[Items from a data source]
::::::::::

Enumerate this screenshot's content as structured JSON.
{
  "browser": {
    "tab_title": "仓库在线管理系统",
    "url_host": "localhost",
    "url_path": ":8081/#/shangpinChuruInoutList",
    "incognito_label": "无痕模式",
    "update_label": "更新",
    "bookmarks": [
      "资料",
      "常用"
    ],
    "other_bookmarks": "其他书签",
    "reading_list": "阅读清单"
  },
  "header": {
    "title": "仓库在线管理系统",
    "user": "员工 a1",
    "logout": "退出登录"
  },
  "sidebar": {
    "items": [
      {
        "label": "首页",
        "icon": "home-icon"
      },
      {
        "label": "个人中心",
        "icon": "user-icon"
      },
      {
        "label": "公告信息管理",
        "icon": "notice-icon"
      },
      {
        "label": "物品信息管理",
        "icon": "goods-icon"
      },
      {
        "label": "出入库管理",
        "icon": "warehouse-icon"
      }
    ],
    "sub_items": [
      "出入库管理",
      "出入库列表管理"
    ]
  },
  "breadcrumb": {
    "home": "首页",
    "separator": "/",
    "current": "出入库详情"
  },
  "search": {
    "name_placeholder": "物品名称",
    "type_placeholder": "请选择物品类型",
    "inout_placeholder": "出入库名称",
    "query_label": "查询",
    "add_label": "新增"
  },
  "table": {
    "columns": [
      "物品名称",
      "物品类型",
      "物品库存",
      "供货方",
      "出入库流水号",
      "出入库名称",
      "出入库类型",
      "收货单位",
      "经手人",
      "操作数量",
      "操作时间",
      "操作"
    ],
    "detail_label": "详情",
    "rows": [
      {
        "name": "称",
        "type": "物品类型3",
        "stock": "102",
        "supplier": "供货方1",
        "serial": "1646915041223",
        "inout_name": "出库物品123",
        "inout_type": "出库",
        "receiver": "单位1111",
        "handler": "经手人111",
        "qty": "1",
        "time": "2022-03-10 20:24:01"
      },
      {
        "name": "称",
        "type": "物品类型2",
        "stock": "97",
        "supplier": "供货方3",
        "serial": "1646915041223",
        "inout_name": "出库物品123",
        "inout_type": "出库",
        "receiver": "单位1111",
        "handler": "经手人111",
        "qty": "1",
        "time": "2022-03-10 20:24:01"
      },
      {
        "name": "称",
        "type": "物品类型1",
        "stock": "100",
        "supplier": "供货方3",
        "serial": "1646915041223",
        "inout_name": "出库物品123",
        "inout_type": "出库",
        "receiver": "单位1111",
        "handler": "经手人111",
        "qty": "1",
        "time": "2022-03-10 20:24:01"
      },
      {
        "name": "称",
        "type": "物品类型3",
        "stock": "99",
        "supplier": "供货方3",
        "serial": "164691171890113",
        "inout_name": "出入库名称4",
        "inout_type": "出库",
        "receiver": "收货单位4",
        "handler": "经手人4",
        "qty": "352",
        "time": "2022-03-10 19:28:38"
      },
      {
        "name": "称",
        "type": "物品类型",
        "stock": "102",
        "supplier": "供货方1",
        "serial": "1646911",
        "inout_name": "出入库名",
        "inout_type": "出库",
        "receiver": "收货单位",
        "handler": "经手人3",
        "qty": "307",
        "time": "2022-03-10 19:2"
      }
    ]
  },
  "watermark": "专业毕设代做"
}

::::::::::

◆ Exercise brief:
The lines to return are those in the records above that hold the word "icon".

◆ Output:
        "icon": "home-icon"
        "icon": "user-icon"
        "icon": "notice-icon"
        "icon": "goods-icon"
        "icon": "warehouse-icon"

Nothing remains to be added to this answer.